Last month I was delighted to play a part at the 71st session of the United Nations General Assembly 2016 in New York. At the UN Private Sector Forum businesses from across the world, with the UN and other partners, committed to each make a contribution towards ending poverty and creating a peaceful world by 2030.
I know, the goals seem immense – below are the 17 Sustainable Development Goals (SDGs) that we have signed up to. I chaired one of the table discussions; our question for discussion was ‘How can governments, the United Nations and the private sector work together to build peace and stability whilst ensuring that no-one is left behind?’
Looking round the room I could see the commitment – and honestly thought, together we can make this happen.
We had everyone from HE Ban Ki-moon and Rt Hon Justin Trudeau to Ewan McGregor and Richard Curtis; executives from UPS to Ikea; and dozens of smaller organisations like ourselves who have expertise in delivering humanitarian success. Pulling it all together was inspiring.
What was different and so hopeful about this event? Since the UN was founded in 1945, it has tried to achieve peace and tackle global problems on its own. There are 193 countries involved with the UN – it is a fantastic vehicle for bringing people together, but inevitably not for rapid decision-making and action.
This time, the private sector is not just being asked to fund initiatives in a passive role, but actually to own and start delivering parts of a bigger picture.
At CTG , we have now embedded the SDGs into our own strategy and business plan – this link is to our corporate sustainability commitment to the UN. With every project we now think about all the goals and how we can contribute to them through our work – whether it is reducing hunger, empowering women or transparent job creation. The power of all these businesses making a difference on all these fronts will achieve results. I saw that days after the event, Unilever had already put its global goals commitments on their website; 24 hours after the General Assembly, Vodafone had sent a newsletter to all their customers stating the global goals. The UN would find it hard to make these sorts of decisions so quickly; that is the benefit of us all working together. We each bring different strengths.
For all my commitment and enthusiasm, we all know the challenges ahead are enormous. On the plane back, I thought about what is most likely to stop us achieving success. I share my thoughts on this and welcome other views – I believe overcoming these issues is as important as creating new initiatives.
1. Stop waste
Too much of the food and funds never reach those who desperately need them.
We run food programs in Sierra Leone, Afghanistan and Sudan where you see hijackings and trucks of food stolen or kidnapped for payment. In our case we have to make sure our supply chains are extremely strong so we deliver the food where it is needed.
We all need strong leadership to stop malpractice. As an SME, we have been threatened with arrests because we have refused to pay officials. On the one hand, you want to help those in need and it is tempting to give in, but if we don’t take a stand we will never see change.
It’s important that policy makers and academics understand the challenges at grass roots – the theory of principles are laudable, but can be extremely challenging to follow through in reality.
2. Talk and no action

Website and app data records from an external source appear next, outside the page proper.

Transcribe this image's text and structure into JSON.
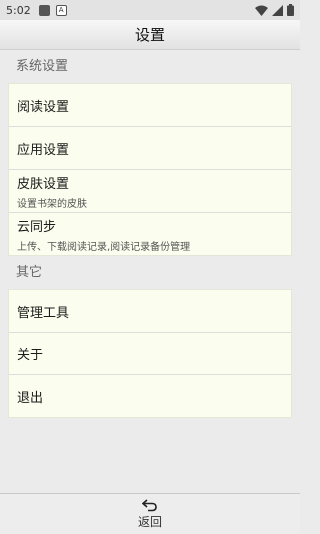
{
  "status_bar": {
    "time": "5:02",
    "small_icon_letter": "A"
  },
  "title_bar": {
    "title": "设置"
  },
  "sections": [
    {
      "header": "系统设置",
      "items": [
        {
          "label": "阅读设置",
          "sub": ""
        },
        {
          "label": "应用设置",
          "sub": ""
        },
        {
          "label": "皮肤设置",
          "sub": "设置书架的皮肤"
        },
        {
          "label": "云同步",
          "sub": "上传、下载阅读记录,阅读记录备份管理"
        }
      ]
    },
    {
      "header": "其它",
      "items": [
        {
          "label": "管理工具"
        },
        {
          "label": "关于"
        },
        {
          "label": "退出"
        }
      ]
    }
  ],
  "bottom_bar": {
    "back_label": "返回",
    "back_icon": "return-arrow-icon"
  }
}
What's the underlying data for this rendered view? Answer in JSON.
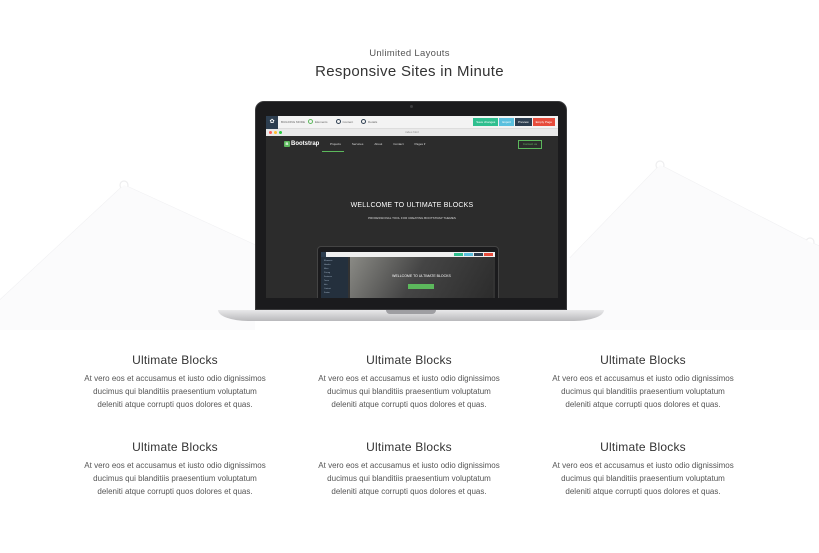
{
  "header": {
    "eyebrow": "Unlimited Layouts",
    "headline": "Responsive Sites in Minute"
  },
  "builder": {
    "app_name": "BUILDING MODE",
    "options": [
      "Elements",
      "Content",
      "Details"
    ],
    "buttons": [
      {
        "label": "Save changes",
        "color": "#2fbf8f"
      },
      {
        "label": "Export",
        "color": "#5bc0de"
      },
      {
        "label": "Preview",
        "color": "#2d3e50"
      },
      {
        "label": "Empty Page",
        "color": "#e74c3c"
      }
    ],
    "url": "index.html"
  },
  "site": {
    "brand": "Bootstrap",
    "brand_mark": "B",
    "nav_links": [
      "Projects",
      "Services",
      "About",
      "Contact",
      "Pages ▾"
    ],
    "cta": "Contact us",
    "hero_title": "WELLCOME TO ULTIMATE BLOCKS",
    "hero_sub": "PROFESSIONAL TOOL FOR CREATING BOOTSTRAP THEMES"
  },
  "nested": {
    "title": "WELLCOME TO ULTIMATE BLOCKS",
    "sidebar": [
      "Elements",
      "Header",
      "Main",
      "Pricing",
      "Features",
      "Team",
      "Info",
      "Contact",
      "Footer"
    ]
  },
  "features": [
    {
      "title": "Ultimate Blocks",
      "lines": [
        "At vero eos et accusamus et iusto odio dignissimos",
        "ducimus qui blanditiis praesentium voluptatum",
        "deleniti atque corrupti quos dolores et quas."
      ]
    },
    {
      "title": "Ultimate Blocks",
      "lines": [
        "At vero eos et accusamus et iusto odio dignissimos",
        "ducimus qui blanditiis praesentium voluptatum",
        "deleniti atque corrupti quos dolores et quas."
      ]
    },
    {
      "title": "Ultimate Blocks",
      "lines": [
        "At vero eos et accusamus et iusto odio dignissimos",
        "ducimus qui blanditiis praesentium voluptatum",
        "deleniti atque corrupti quos dolores et quas."
      ]
    },
    {
      "title": "Ultimate Blocks",
      "lines": [
        "At vero eos et accusamus et iusto odio dignissimos",
        "ducimus qui blanditiis praesentium voluptatum",
        "deleniti atque corrupti quos dolores et quas."
      ]
    },
    {
      "title": "Ultimate Blocks",
      "lines": [
        "At vero eos et accusamus et iusto odio dignissimos",
        "ducimus qui blanditiis praesentium voluptatum",
        "deleniti atque corrupti quos dolores et quas."
      ]
    },
    {
      "title": "Ultimate Blocks",
      "lines": [
        "At vero eos et accusamus et iusto odio dignissimos",
        "ducimus qui blanditiis praesentium voluptatum",
        "deleniti atque corrupti quos dolores et quas."
      ]
    }
  ],
  "colors": {
    "accent_green": "#5cb85c",
    "screen_bg": "#2c2c2c"
  }
}
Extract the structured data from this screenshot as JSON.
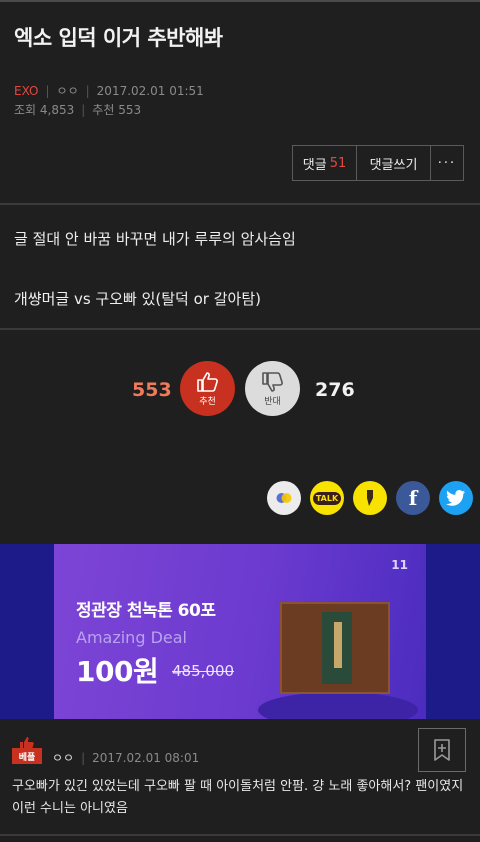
{
  "post": {
    "title": "엑소 입덕 이거 추반해봐",
    "category": "EXO",
    "author": "ㅇㅇ",
    "date": "2017.02.01 01:51",
    "views_label": "조회 4,853",
    "recommend_label": "추천 553"
  },
  "actions": {
    "comments_label": "댓글",
    "comments_count": "51",
    "write_label": "댓글쓰기",
    "more_label": "···"
  },
  "content": {
    "lines": [
      "글 절대 안 바꿈 바꾸면 내가 루루의 암사슴임",
      "개썅머글 vs 구오빠 있(탈덕 or 갈아탐)"
    ]
  },
  "vote": {
    "up_count": "553",
    "up_label": "추천",
    "down_label": "반대",
    "down_count": "276"
  },
  "share": {
    "icons": [
      "kakaostory-icon",
      "kakaotalk-icon",
      "kakao-icon",
      "facebook-icon",
      "twitter-icon"
    ],
    "talk_text": "TALK",
    "facebook_glyph": "f"
  },
  "ad": {
    "brand": "11",
    "product": "정관장 천녹톤 60포",
    "deal": "Amazing Deal",
    "price": "100원",
    "old_price": "485,000"
  },
  "comment": {
    "badge": "베플",
    "author": "ㅇㅇ",
    "date": "2017.02.01 08:01",
    "text": "구오빠가 있긴 있었는데 구오빠 팔 때 아이돌처럼 안팜. 걍 노래 좋아해서? 팬이였지 이런 수니는 아니였음"
  },
  "colors": {
    "background": "#1f1f1f",
    "accent_red": "#c8301f",
    "count_red": "#e2483f",
    "ad_purple": "#7d45d6"
  }
}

Sessions like those in New York are brilliant to share thoughts and expertise. But we have to ensure these don’t become academic or political exercises; action is needed. In November last year, the BBC reported that ‘A slow international response and a failure of leadership were to blame for the “needless suffering and death” caused by the recent Ebola epidemic’.

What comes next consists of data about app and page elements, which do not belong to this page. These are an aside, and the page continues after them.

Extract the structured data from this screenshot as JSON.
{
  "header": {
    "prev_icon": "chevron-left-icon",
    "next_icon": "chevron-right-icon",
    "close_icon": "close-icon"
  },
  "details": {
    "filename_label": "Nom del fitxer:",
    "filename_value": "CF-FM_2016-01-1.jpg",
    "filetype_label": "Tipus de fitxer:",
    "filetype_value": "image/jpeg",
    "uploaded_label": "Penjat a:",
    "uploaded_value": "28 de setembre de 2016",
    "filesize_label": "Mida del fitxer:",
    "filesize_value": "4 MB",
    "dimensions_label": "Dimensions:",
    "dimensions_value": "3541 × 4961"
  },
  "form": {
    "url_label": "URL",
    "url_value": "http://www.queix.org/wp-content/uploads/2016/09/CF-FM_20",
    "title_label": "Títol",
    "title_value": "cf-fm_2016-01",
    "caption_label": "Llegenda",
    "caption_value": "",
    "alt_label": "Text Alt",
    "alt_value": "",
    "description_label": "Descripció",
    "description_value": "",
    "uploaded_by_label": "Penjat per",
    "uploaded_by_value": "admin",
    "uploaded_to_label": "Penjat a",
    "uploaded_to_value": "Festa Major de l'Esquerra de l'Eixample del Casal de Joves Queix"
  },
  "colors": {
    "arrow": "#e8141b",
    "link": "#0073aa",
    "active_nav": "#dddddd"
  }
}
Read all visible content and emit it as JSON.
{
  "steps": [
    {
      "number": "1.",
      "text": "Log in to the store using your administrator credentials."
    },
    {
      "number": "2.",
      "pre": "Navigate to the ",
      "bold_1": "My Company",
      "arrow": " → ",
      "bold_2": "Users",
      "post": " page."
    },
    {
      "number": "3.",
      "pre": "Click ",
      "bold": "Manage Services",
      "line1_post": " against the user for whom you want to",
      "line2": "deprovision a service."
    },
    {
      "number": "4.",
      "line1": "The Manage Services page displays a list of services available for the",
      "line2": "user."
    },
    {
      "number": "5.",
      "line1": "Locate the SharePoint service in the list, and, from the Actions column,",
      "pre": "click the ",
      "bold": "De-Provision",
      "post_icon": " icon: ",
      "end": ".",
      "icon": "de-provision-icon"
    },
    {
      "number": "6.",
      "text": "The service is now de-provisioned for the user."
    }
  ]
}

USAID and the UN did use the private sector in Liberia which made a huge difference – this encouraged them to start working with the private sector more and I am sure this will help in achieving quicker action.

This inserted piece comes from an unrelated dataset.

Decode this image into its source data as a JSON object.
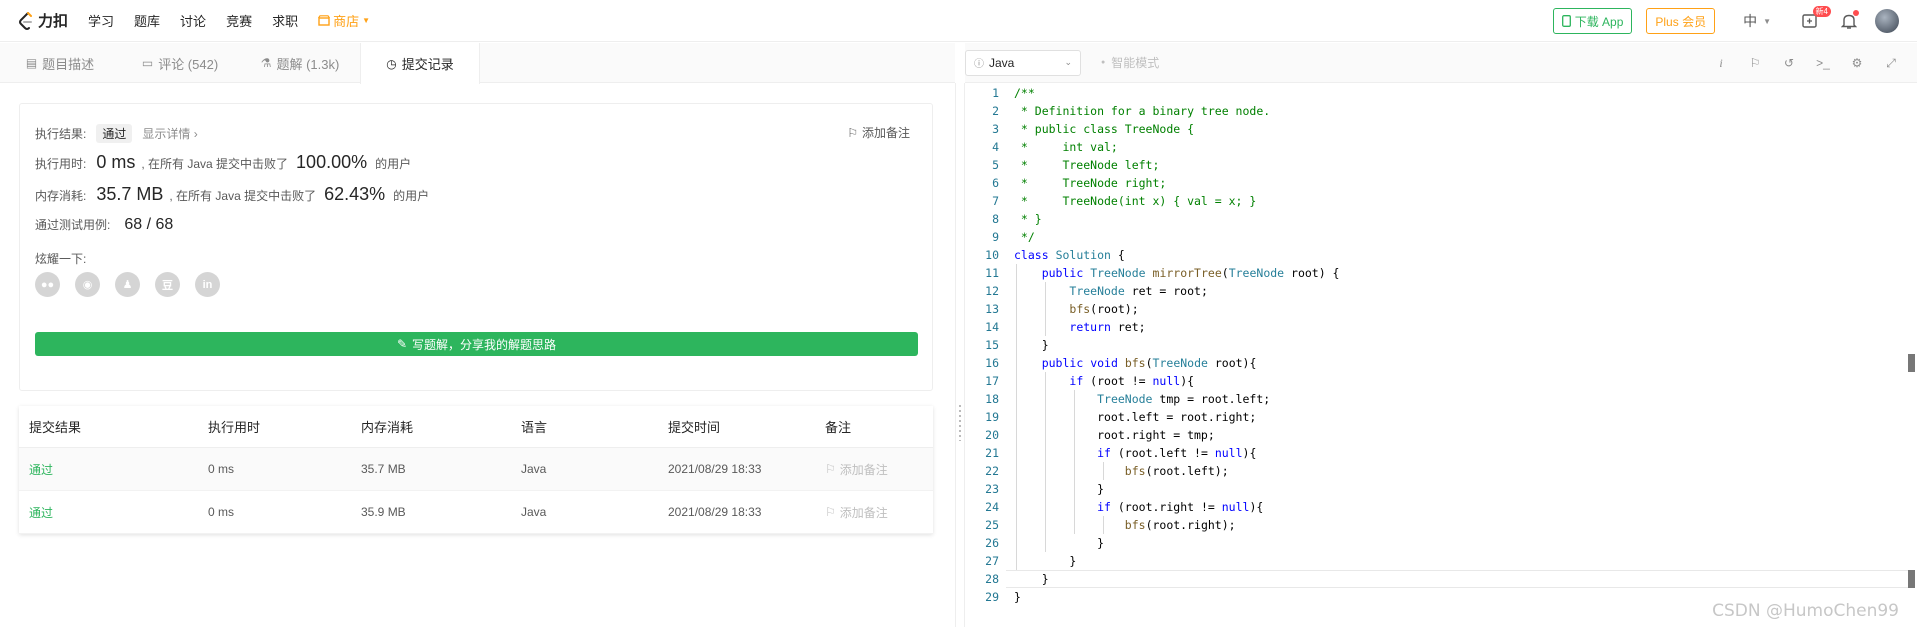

3. Local action
For me, one of the most important aspects of the SDGs is the UN statement “The only way the SDGs can be achieved is through actions in local communities and countries around the world”.
Building peace is about action at a local level – academic discussions will achieve little in the end.
This is all about:
· Local government investment (in the country)
· Zero corruption in foreign aid
· Youth ambassadors
Organisations like ours are networked and mobile in countries from Libya, Syria and Mali to Palestine, Somalia and Iraq. It is great that we are now working so closely at a planning level with the UN because we can share expertise to ensure effectiveness at field level.
We are setting up our own systems to evaluate our own progress towards 2030 – we’d be happy to discuss and share this learning and would appreciate hearing from others.
I have never been so convinced that we can all make a difference. It is shocking that in the 21st century we still have so much poverty, hunger and war. It has to stop.